Only a few minutes after Mike had been considering the possibility of Horned Lark, one flew over his head (Mike Sylvia).
"I have a Shore Lark," I wrote at 2.37 pm, defaulting to the name given to the combined Eurasian and American subspecies. He called me immediately. A few examples of 'holy this' and 'holy that' were expressed. Five minute later I sent him a fuzzy photo. Once we were both in agreement, we decided to get the word out to some of the Galway guys and start the discussion. Replies ranged from "wow" to "#$%!!", "holy $&*$%!!" and more. As the discussion and congrats raged on I realised I had taken my eye off the bird.
A short while later I had relocated it after a very nervous and cautious search. It was again feeding quietly in a depression with a Meadow Pipit. I jettisoned my belongings and crawled on the wet ground, commando-style, across to the top of a small hill looking down into the bowl. It was still there and walking my way! The bird either didn't see me or didn't care as I laid still and just pointed the lens its way. At one point it was just a few metres away.
The lark spent much of its time associating with a Meadow Pipit (Mike Sylvia).
After a quick review to make sure I had secured the photos I wanted I backed off. Hugh was biking, catching a taxi, and would have to hike 2 km across the dunes to reach me. How long would it be? I sent him a pin from my location.
All I focused on now was keeping it in my sights. The rain came and went. Even a bit of hail mixed in. The wind roaring the entire time. I watched. It moved, and I followed. At one point it again walked towards me to the point I needed to back up. Where was Hugh? We had a few exchanges since the pin and at one point he told me he was there. That wasn't possible. He was at the wrong point.
Finally, as I stood and stared, he put a hand on my shoulder. It was 3.28 pm, a long, wet and crazy hour since I first messaged him. I pointed it out and said: "There it is. It's your responsibility now!"
The bird gave some absolutely stunning views during the afternoon (Mike Sylvia).
With free eyes now I looked over the photos and circulated a cropped version. The guys off-island were hammering the books and the excitement was increasing. Consensus was forming around a North American Horned Lark.

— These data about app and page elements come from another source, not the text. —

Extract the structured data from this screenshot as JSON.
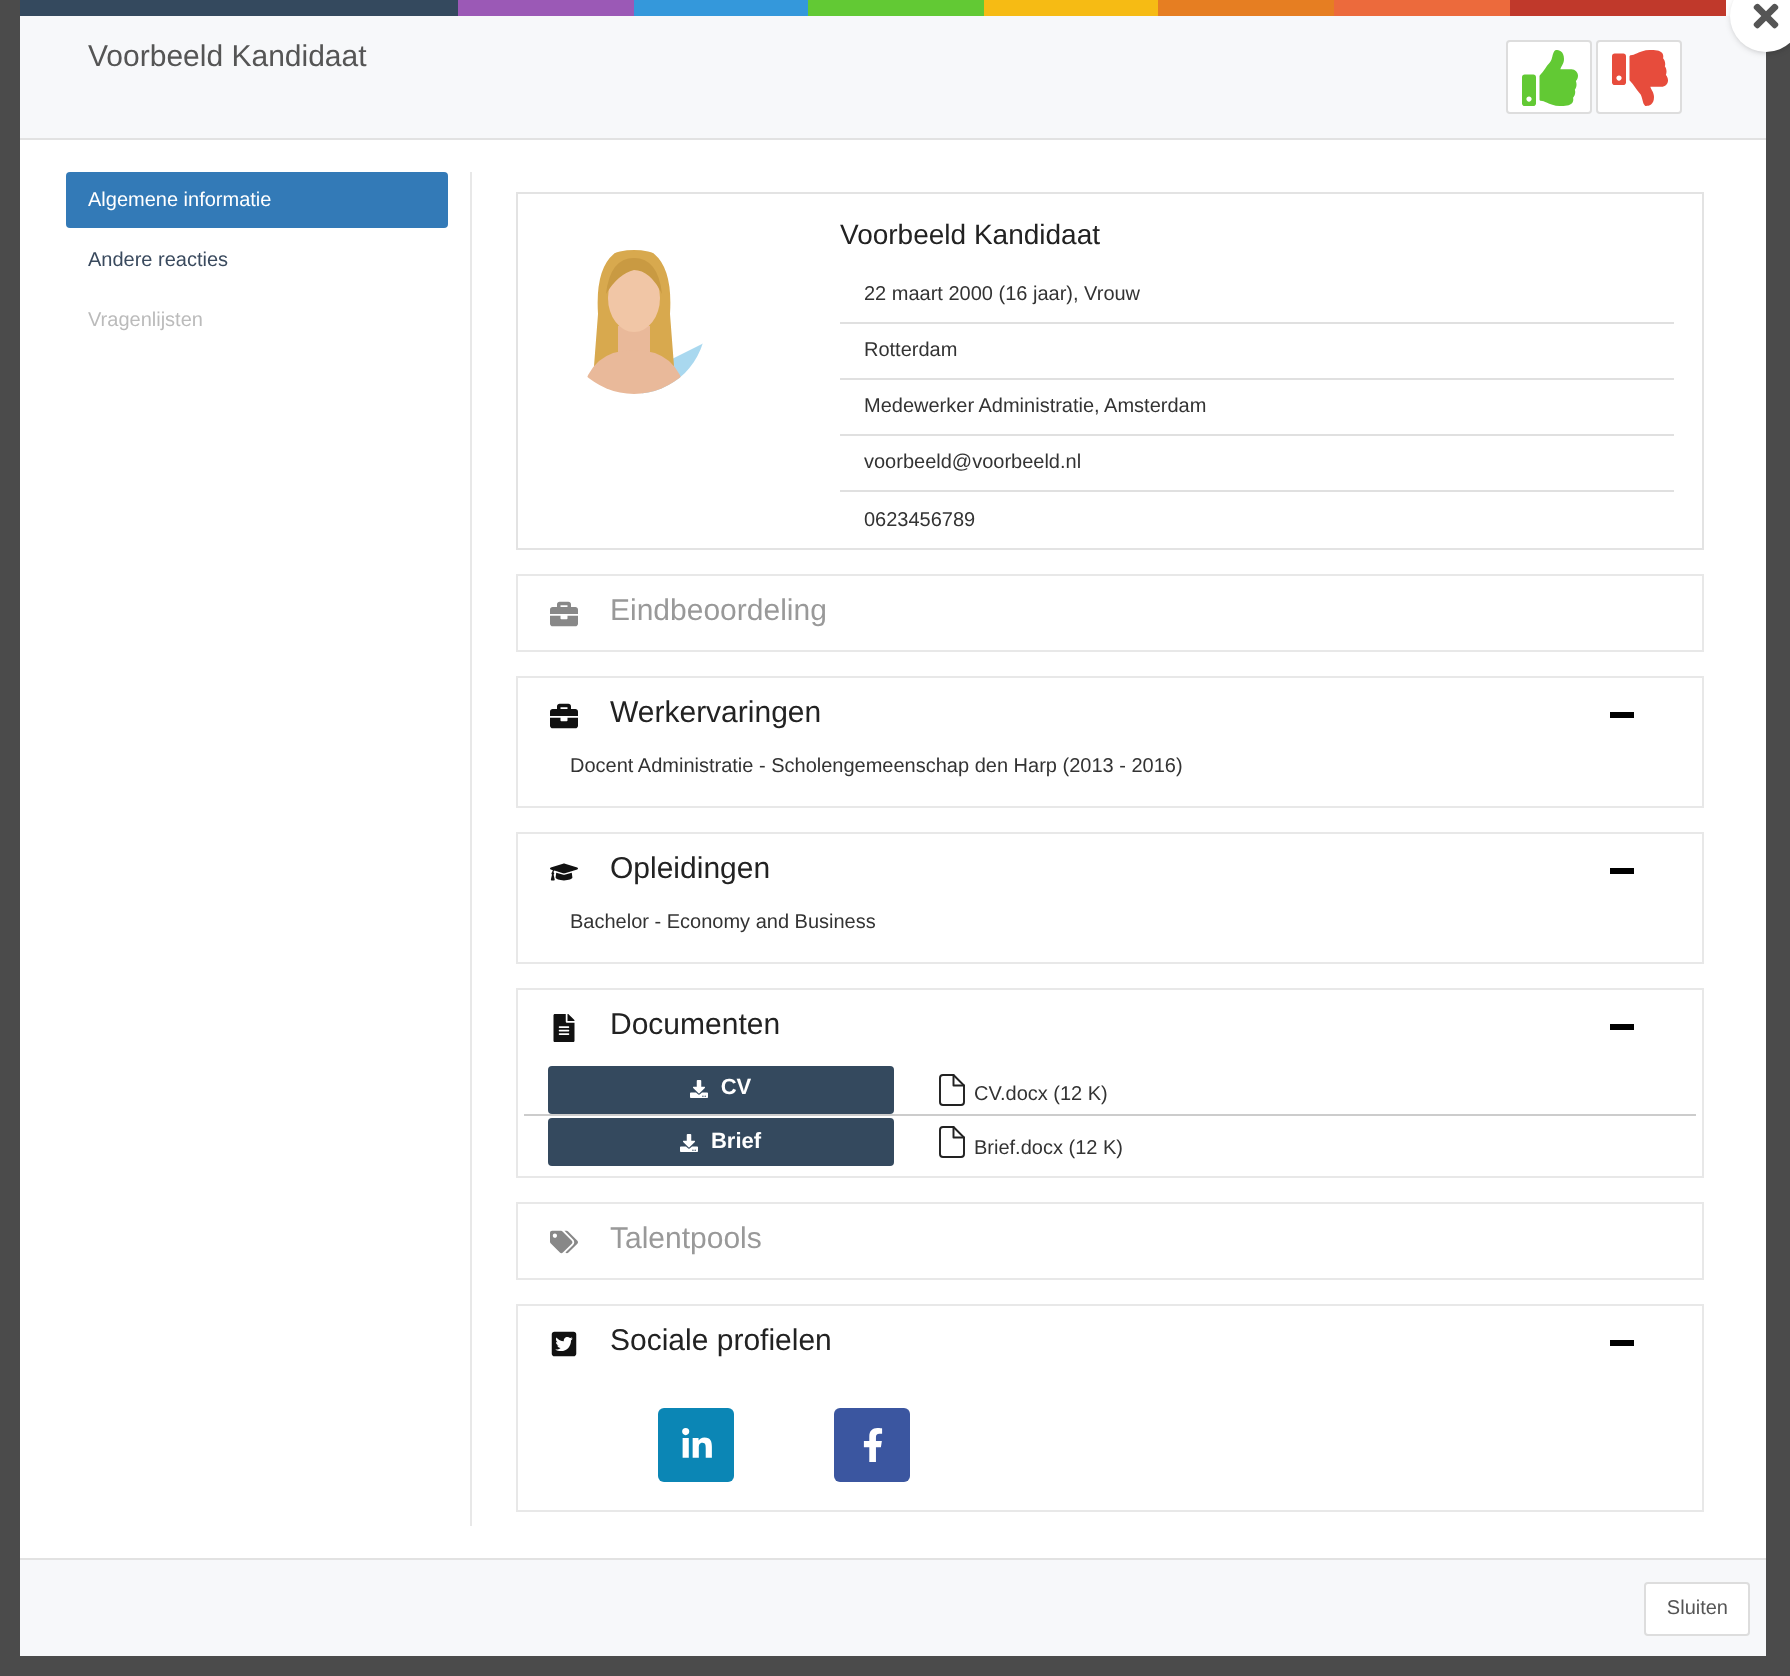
{
  "modal": {
    "title": "Voorbeeld Kandidaat"
  },
  "sidebar": {
    "items": [
      {
        "label": "Algemene informatie",
        "selected": true,
        "disabled": false
      },
      {
        "label": "Andere reacties",
        "selected": false,
        "disabled": false
      },
      {
        "label": "Vragenlijsten",
        "selected": false,
        "disabled": true
      }
    ]
  },
  "profile": {
    "name": "Voorbeeld Kandidaat",
    "details": [
      "22 maart 2000 (16 jaar), Vrouw",
      "Rotterdam",
      "Medewerker Administratie, Amsterdam",
      "voorbeeld@voorbeeld.nl",
      "0623456789"
    ]
  },
  "sections": [
    {
      "kind": "rating",
      "title": "Eindbeoordeling",
      "disabled": true,
      "expanded": false
    },
    {
      "kind": "experience",
      "title": "Werkervaringen",
      "disabled": false,
      "expanded": true,
      "lines": [
        "Docent Administratie - Scholengemeenschap den Harp (2013 - 2016)"
      ]
    },
    {
      "kind": "education",
      "title": "Opleidingen",
      "disabled": false,
      "expanded": true,
      "lines": [
        "Bachelor - Economy and Business"
      ]
    },
    {
      "kind": "documents",
      "title": "Documenten",
      "disabled": false,
      "expanded": true,
      "documents": [
        {
          "button": "CV",
          "file": "CV.docx (12 K)"
        },
        {
          "button": "Brief",
          "file": "Brief.docx (12 K)"
        }
      ]
    },
    {
      "kind": "tags",
      "title": "Talentpools",
      "disabled": true,
      "expanded": false
    },
    {
      "kind": "social",
      "title": "Sociale profielen",
      "disabled": false,
      "expanded": true,
      "profiles": [
        {
          "kind": "linkedin"
        },
        {
          "kind": "facebook"
        }
      ]
    }
  ],
  "footer": {
    "close_button": "Sluiten"
  }
}
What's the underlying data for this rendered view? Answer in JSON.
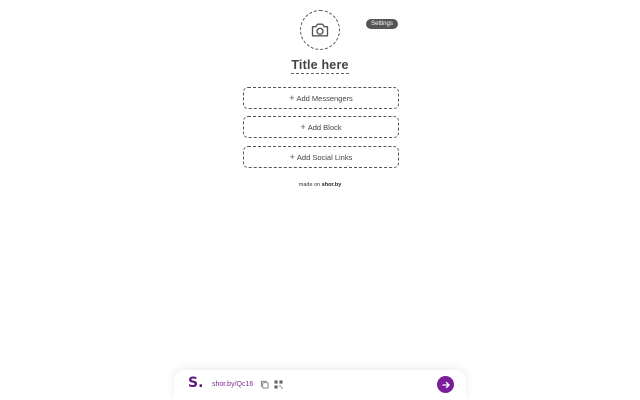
{
  "header": {
    "settings_label": "Settings",
    "title": "Title here"
  },
  "blocks": {
    "messengers_label": "Add Messengers",
    "block_label": "Add Block",
    "social_links_label": "Add Social Links",
    "plus_glyph": "+"
  },
  "footer": {
    "made_on_prefix": "made on",
    "brand": "shor.by"
  },
  "bottom_bar": {
    "logo": "S.",
    "short_link": "shor.by/Qc16"
  },
  "icons": {
    "avatar": "camera-icon",
    "copy": "copy-icon",
    "qr": "qr-code-icon",
    "go": "arrow-right-icon"
  },
  "colors": {
    "accent": "#7a1f9a",
    "logo": "#5e1a7a",
    "settings_bg": "#555555"
  }
}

Hugh and I enjoyed the bird for another hour and then decided to leave it knowing others would be heading over the next morning. Time to make the long walk and bike trip back and celebrate. I was also anxious to review my photos on the computer back at the hostel and get a much better set of shots out. By almost 7 pm, there was little doubt left about the ID.
You truly never know how a day of birding will end!